* **Problem**:
Below are the records; work out how many lines among them contain "JSON", and write nothing besides that number.

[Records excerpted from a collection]

'''

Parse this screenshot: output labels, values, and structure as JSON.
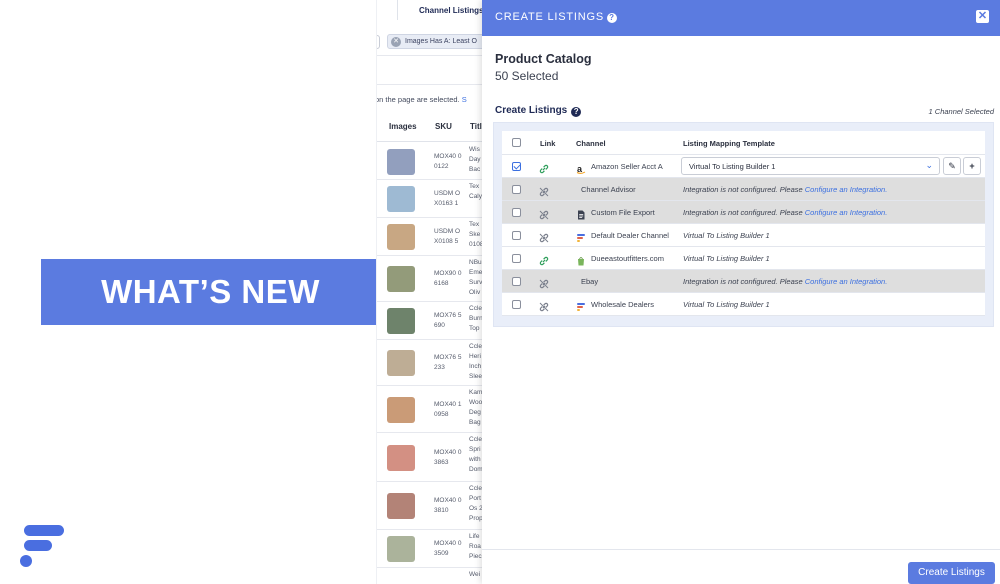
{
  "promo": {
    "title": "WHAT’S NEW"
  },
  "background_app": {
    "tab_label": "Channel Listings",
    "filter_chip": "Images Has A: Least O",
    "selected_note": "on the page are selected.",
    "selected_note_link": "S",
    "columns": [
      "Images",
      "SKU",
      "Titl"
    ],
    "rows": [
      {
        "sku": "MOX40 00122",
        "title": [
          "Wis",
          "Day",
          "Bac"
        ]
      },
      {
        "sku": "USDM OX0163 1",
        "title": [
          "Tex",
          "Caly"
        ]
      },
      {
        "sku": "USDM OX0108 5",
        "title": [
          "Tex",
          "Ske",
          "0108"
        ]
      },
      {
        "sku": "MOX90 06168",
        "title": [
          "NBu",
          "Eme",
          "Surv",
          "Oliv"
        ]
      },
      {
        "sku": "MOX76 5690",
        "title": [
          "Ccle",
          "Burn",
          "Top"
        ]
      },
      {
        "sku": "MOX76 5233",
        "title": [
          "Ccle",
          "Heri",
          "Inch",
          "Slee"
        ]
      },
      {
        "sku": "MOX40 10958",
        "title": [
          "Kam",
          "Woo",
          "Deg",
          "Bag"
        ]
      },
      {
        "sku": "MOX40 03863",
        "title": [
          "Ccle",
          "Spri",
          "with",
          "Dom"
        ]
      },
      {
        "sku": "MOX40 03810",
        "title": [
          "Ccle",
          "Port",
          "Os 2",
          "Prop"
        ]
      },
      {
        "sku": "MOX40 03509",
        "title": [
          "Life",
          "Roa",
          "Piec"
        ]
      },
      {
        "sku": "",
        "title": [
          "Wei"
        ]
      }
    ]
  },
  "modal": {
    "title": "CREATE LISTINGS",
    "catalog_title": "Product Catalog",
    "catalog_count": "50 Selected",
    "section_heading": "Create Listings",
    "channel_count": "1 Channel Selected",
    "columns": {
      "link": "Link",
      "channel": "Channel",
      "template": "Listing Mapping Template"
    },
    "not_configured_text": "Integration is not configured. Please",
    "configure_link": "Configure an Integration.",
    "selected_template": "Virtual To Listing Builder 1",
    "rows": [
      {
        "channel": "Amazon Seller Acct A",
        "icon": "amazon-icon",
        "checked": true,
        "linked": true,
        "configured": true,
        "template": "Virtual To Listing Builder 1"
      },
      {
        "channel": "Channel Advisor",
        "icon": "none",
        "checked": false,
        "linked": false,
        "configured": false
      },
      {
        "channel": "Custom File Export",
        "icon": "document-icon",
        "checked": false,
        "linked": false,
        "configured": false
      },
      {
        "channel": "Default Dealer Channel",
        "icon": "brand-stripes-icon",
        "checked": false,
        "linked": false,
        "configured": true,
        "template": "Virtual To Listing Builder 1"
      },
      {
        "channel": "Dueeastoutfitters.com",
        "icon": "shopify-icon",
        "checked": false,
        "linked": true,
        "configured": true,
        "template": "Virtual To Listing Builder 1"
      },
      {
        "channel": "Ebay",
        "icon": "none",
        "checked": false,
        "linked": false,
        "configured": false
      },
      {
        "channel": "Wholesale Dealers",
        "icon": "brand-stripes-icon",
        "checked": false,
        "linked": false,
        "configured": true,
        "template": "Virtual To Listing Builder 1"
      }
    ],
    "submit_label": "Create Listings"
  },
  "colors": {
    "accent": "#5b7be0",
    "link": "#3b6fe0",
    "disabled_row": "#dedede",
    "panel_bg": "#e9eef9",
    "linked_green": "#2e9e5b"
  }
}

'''
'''

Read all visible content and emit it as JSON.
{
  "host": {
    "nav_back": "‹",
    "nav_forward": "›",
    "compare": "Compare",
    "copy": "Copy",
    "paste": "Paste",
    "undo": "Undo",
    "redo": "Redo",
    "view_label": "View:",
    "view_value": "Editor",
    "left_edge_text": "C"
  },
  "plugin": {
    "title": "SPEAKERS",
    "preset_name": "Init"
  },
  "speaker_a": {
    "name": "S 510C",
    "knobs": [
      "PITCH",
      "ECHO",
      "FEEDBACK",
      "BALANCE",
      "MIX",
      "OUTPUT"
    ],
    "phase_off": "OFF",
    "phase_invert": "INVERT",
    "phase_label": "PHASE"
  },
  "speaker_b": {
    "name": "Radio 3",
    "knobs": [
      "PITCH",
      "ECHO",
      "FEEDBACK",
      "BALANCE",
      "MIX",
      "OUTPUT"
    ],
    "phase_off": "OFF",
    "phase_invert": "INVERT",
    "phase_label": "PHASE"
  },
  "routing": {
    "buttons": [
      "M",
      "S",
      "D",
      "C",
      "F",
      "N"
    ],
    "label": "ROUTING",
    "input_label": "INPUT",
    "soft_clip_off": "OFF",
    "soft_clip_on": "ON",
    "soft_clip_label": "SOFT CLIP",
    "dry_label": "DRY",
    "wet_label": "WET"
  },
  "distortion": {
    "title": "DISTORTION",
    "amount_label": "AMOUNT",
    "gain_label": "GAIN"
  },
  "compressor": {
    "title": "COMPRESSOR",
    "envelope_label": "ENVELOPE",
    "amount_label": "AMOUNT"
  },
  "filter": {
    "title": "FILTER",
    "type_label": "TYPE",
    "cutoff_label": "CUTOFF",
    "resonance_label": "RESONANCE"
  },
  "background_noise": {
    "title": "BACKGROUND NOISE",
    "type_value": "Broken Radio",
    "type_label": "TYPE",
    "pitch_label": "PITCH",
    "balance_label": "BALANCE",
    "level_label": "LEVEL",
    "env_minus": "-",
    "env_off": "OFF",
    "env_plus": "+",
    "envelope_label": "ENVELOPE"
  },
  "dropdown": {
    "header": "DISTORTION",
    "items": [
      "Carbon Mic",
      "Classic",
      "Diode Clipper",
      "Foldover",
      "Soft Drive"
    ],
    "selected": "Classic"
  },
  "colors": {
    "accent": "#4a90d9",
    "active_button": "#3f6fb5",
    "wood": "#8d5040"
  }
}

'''
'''

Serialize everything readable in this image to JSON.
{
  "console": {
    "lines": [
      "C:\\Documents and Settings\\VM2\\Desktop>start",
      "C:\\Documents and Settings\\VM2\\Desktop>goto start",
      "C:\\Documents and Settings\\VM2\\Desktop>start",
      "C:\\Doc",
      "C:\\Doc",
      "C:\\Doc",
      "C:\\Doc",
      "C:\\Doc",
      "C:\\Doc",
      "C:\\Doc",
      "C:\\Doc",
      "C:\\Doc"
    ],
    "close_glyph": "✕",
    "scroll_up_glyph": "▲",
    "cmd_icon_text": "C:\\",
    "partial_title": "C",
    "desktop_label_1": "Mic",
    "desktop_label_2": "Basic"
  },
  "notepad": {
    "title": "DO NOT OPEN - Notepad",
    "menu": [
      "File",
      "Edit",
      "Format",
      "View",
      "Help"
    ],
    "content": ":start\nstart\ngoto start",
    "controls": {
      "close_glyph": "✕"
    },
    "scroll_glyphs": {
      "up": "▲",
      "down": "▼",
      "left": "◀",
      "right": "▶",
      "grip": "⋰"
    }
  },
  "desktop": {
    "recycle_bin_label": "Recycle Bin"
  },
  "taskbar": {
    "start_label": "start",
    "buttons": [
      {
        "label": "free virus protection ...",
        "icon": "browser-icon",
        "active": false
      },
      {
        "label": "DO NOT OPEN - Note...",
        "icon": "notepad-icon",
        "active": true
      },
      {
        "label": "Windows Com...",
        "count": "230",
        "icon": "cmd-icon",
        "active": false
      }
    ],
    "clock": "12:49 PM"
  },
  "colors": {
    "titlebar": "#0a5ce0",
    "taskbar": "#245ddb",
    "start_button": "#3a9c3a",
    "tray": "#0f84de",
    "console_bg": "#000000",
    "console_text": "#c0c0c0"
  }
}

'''

* **Your solution**:
3